- Datum: 10.01.2017
- Uhrzeit: 17:00
- Vortragende(r): Cornelius Borck
- Ort: Max-Planck-Institut für Bildungsforschung, Lentzeallee 94, 14195 Berlin
- Raum: Kleiner Sitzungssaal
- Gastgeber: Forschungsbereich Geschichte der Gefühle
- Kontakt: email@example.com
The Center for the History of Emotions at the Max Planck Institute for Human Development, led by Prof. Ute Frevert, cordially invites all interested to attend its winter semester 2016/17 colloquium.
Cornelius Borck, Institute for History of Medicine and Science Studies, University of Lübeck
Theory in Exile: On Kurt Goldstein’s The Organism
The neurologist and psychologist Kurt Goldstein is best known for his holistic theory of the organism, which he published in 1934 in Amsterdam, his first stop in exile. Goldstein’s work had a major impact on philosophical and psychological thought in the twentieth century, it inspired Ernst Cassirer, Georges Canguilhem, Maurice Merleau-Ponty, Ludwig Binswanger, among others. Goldstein’s book on the organism, and with it his explicitly holistic approach to biology, however, was in many ways the result of his emigration, as Cornelius Borck will demonstrate in his presentation. Goldstein felt forced to summarize his thinking, for example, only in exile, at the moment he found himself disconnected from clinical work (and with sufficient time for writing). In addition to such personal circumstances and practical contingencies, Goldstein’s writing embraced holism only in the process of translation. Five years after his arrival in America, the English translation characterized his theory now as “a holistic approach to biology”—a wording Goldstein had carefully circumvented in the German original. These differences invite to reflect more generally upon the dynamic interactions between migration and theorizing.
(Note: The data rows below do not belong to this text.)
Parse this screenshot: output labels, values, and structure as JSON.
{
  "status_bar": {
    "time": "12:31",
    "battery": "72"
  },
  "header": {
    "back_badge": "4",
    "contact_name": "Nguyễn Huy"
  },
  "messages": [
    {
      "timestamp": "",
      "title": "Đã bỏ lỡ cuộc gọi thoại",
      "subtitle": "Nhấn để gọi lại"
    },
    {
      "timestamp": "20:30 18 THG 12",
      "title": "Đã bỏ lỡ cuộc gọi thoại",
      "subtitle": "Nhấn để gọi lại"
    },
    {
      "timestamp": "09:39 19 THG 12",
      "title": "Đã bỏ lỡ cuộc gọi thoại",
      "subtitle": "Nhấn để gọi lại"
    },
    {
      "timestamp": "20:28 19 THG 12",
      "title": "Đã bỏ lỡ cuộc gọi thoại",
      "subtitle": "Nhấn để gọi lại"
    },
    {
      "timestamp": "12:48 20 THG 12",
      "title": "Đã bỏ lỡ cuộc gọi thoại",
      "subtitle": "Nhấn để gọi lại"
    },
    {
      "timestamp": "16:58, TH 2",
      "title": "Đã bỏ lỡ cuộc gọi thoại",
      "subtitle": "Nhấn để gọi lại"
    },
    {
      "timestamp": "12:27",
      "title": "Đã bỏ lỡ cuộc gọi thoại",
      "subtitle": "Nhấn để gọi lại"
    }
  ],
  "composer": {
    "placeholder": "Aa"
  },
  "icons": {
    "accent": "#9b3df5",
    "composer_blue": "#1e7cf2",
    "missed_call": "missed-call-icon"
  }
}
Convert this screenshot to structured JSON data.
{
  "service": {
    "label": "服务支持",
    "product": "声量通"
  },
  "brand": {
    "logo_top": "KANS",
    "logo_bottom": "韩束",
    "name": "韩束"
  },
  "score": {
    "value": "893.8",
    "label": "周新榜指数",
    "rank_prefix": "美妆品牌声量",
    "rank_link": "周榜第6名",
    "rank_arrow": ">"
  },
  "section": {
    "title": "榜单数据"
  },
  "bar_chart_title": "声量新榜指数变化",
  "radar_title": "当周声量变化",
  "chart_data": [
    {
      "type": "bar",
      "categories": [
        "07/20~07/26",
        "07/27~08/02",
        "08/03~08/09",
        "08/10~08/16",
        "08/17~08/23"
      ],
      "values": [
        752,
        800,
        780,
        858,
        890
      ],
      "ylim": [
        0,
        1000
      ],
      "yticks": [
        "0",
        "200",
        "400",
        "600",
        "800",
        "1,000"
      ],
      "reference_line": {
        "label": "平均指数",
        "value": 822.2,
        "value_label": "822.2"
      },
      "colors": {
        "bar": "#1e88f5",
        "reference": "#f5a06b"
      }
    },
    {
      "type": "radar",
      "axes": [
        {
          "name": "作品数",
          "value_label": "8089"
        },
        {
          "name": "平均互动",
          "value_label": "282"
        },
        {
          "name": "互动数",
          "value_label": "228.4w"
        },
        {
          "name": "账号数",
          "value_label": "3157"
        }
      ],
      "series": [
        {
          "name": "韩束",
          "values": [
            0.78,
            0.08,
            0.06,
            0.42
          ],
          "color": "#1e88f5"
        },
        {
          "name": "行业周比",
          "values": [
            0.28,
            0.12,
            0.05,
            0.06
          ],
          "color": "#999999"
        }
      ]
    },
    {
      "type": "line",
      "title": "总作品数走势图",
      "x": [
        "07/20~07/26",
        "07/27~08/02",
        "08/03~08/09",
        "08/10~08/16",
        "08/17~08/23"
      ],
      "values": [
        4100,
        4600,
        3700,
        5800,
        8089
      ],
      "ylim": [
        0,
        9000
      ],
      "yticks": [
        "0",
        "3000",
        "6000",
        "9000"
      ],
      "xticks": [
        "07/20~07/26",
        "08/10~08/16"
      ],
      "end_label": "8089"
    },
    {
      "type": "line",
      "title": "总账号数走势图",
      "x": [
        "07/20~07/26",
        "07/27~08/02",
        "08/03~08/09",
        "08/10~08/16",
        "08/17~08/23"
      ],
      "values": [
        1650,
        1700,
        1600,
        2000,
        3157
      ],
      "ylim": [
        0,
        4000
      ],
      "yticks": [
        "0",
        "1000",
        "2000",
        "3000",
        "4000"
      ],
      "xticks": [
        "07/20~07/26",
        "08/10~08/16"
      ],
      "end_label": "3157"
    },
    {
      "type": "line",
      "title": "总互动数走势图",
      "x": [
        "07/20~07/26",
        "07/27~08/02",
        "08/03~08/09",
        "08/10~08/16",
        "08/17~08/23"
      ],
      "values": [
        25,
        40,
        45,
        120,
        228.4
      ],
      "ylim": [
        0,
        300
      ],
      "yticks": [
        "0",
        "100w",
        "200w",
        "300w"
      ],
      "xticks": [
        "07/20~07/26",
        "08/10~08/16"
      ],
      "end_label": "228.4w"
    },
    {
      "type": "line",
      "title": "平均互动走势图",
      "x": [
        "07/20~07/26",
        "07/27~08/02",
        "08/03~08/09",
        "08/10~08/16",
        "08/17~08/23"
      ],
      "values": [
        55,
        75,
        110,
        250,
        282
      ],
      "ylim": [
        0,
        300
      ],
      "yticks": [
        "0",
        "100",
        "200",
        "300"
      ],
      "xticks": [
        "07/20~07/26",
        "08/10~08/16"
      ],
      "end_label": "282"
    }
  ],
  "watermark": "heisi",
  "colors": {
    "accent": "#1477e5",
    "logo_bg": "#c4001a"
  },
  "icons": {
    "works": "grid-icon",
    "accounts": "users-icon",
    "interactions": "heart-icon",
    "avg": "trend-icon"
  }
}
Cornelius Borck is a historian of science and medicine, and, since 2007, director of the Institute for History of Medicine and Science Studies of the University of Lübeck. Before coming to Lübeck, he was Karl-Schädler-Research Fellow at the Max Planck Institute for the History of Science in Berlin, directed the research group “Writing Life: Media Technologies and the History of the Life Sciences 1800-1900” in the Faculty of Media at the Bauhaus University in Weimar, and held a Canada Research Chair in Philosophy and Language of Medicine at McGill University in Montreal. His research topics include mind, brain and self in the age of visualization; the epistemology of experimentation in art, science, and media; sensory prostheses and human-machine relations between artistic avant-garde and technoscience.